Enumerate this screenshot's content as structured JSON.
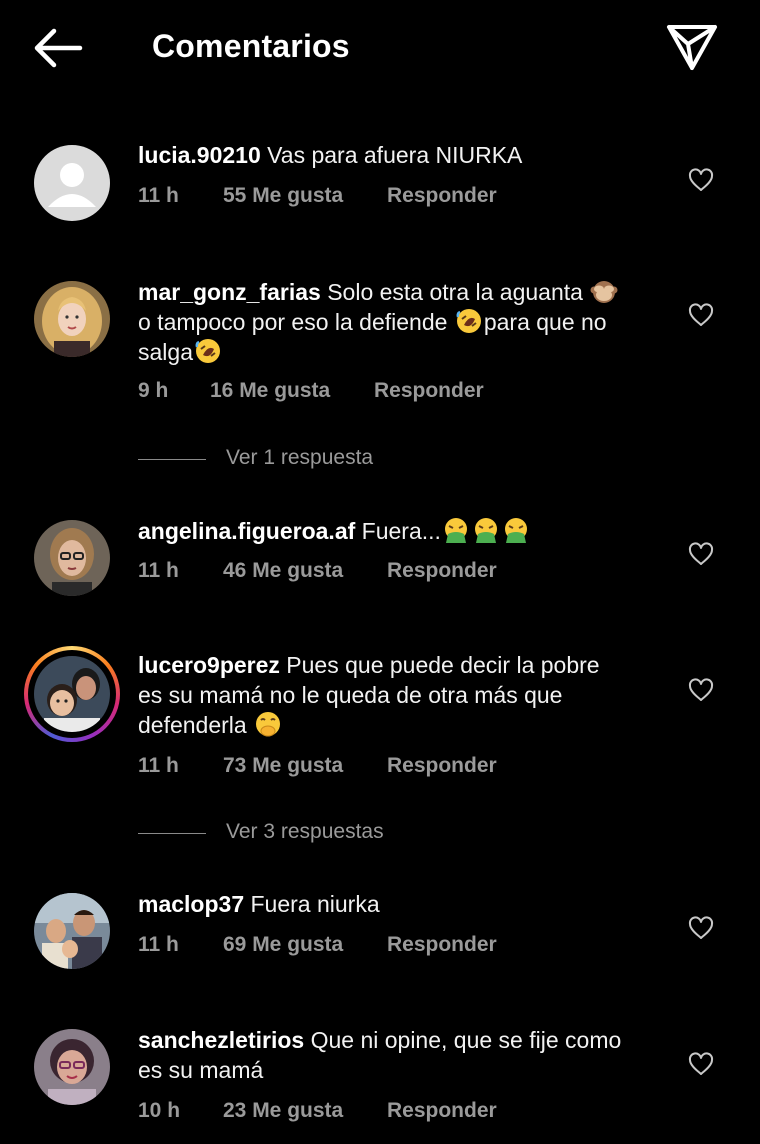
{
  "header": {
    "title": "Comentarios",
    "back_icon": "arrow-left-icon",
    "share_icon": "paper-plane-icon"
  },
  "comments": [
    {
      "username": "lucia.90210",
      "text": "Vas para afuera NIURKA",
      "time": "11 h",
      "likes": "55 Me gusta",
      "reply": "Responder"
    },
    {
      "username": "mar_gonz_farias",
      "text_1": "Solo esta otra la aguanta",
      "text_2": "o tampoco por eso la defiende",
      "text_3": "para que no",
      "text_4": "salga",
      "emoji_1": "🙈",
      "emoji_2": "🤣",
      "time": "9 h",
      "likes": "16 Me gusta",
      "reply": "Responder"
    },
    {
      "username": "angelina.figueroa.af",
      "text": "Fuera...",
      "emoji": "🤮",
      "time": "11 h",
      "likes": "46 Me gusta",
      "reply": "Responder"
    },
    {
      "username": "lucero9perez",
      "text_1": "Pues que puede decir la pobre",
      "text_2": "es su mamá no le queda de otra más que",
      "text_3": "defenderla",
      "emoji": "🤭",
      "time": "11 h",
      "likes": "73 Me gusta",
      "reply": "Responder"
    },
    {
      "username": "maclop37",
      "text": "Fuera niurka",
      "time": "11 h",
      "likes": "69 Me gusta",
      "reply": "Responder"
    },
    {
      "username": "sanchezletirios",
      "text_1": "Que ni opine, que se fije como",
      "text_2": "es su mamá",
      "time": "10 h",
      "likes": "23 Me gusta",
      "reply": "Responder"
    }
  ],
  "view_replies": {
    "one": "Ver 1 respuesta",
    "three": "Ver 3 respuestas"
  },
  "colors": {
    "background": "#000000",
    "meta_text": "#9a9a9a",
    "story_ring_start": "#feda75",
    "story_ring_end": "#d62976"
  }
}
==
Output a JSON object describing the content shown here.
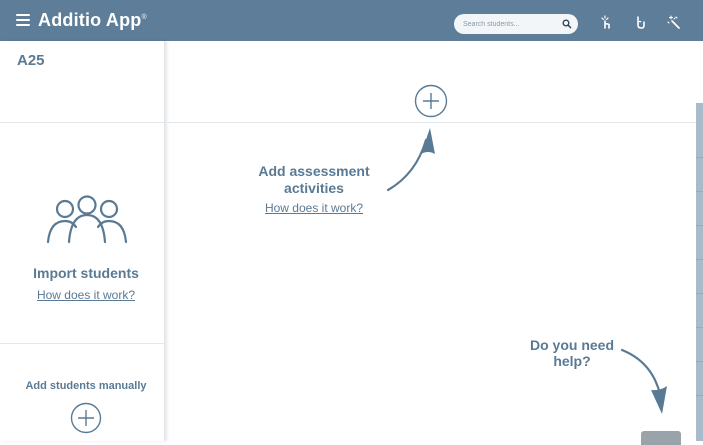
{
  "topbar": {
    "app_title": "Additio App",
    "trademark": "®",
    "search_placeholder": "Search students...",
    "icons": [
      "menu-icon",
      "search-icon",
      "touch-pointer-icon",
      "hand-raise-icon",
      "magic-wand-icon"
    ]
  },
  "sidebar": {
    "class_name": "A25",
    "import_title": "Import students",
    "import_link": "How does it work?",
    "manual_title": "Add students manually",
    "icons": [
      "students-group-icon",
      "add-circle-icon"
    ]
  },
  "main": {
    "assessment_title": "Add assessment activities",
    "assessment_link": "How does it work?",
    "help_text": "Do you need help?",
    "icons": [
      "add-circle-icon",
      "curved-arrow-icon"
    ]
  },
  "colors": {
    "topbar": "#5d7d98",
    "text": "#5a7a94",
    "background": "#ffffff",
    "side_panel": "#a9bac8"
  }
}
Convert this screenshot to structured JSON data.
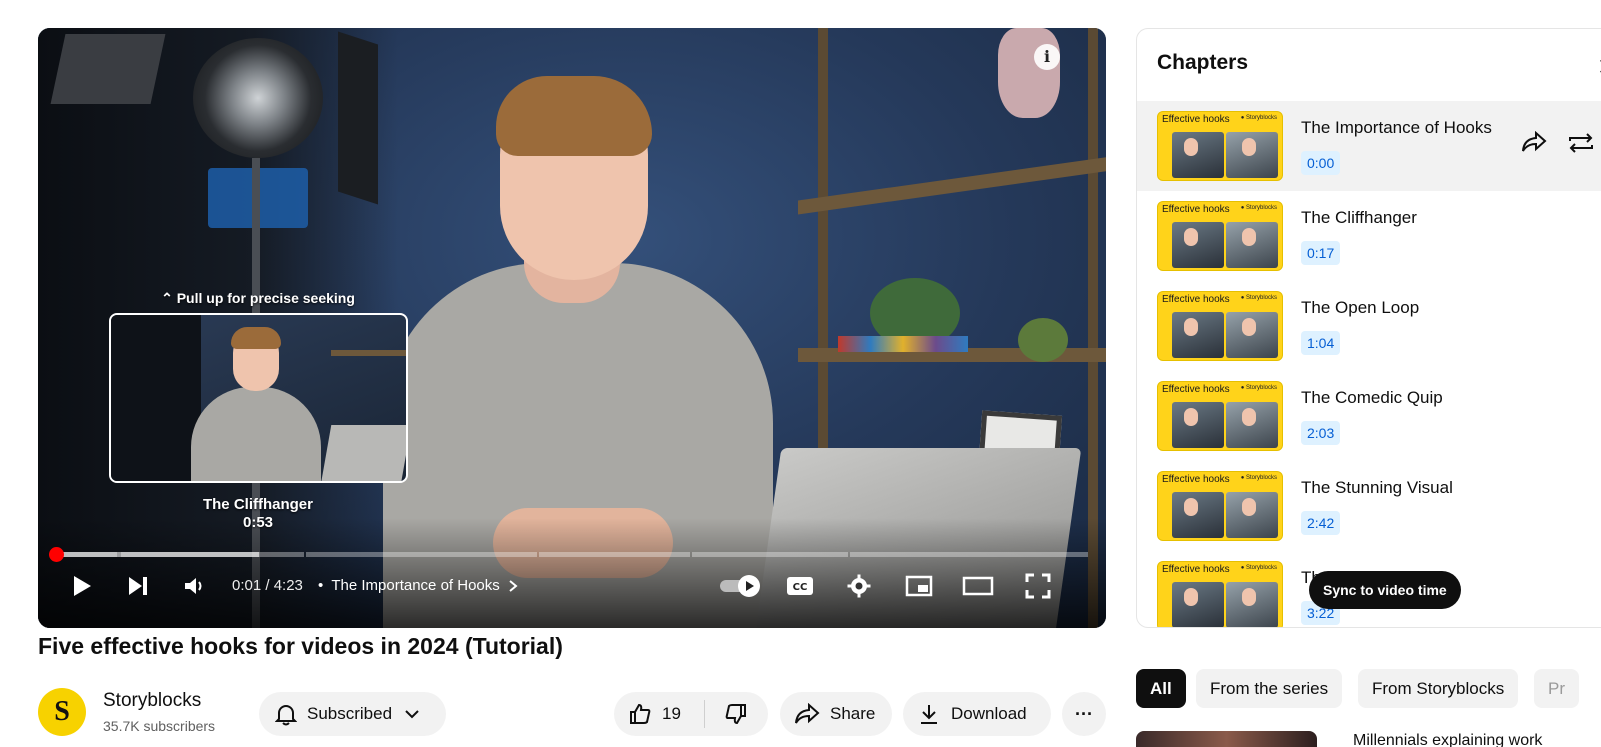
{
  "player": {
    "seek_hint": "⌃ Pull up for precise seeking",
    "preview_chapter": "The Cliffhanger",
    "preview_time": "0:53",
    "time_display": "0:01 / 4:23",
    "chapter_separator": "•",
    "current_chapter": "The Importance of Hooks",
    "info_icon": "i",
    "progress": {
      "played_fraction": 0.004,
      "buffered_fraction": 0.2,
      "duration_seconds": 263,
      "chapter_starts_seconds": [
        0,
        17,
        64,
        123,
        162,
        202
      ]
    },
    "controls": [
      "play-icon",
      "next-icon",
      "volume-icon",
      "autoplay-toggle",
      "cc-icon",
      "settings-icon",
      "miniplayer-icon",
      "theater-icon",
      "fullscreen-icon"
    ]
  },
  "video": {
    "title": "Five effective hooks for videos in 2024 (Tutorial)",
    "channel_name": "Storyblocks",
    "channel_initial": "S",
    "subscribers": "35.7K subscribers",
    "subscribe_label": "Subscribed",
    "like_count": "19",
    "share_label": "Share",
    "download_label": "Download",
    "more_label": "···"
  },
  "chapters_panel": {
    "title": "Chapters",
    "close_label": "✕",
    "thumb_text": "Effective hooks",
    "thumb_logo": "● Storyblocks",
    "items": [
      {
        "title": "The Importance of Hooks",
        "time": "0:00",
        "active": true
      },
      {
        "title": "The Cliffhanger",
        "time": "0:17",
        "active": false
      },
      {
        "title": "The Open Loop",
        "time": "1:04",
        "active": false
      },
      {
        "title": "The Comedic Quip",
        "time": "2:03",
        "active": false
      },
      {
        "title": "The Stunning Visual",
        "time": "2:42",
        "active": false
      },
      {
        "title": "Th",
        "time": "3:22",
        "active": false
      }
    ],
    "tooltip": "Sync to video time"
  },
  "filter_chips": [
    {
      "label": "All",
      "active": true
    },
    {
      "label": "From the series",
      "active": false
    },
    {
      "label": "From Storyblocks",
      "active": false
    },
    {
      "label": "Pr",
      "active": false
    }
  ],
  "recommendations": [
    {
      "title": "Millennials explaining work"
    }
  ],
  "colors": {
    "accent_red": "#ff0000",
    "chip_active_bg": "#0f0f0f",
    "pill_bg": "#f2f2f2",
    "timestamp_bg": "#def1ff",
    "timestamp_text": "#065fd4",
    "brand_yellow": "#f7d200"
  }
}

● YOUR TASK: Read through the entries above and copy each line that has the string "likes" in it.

● EXPECTED ANSWER:
      "likes": "55 Me gusta",
      "likes": "16 Me gusta",
      "likes": "46 Me gusta",
      "likes": "73 Me gusta",
      "likes": "69 Me gusta",
      "likes": "23 Me gusta",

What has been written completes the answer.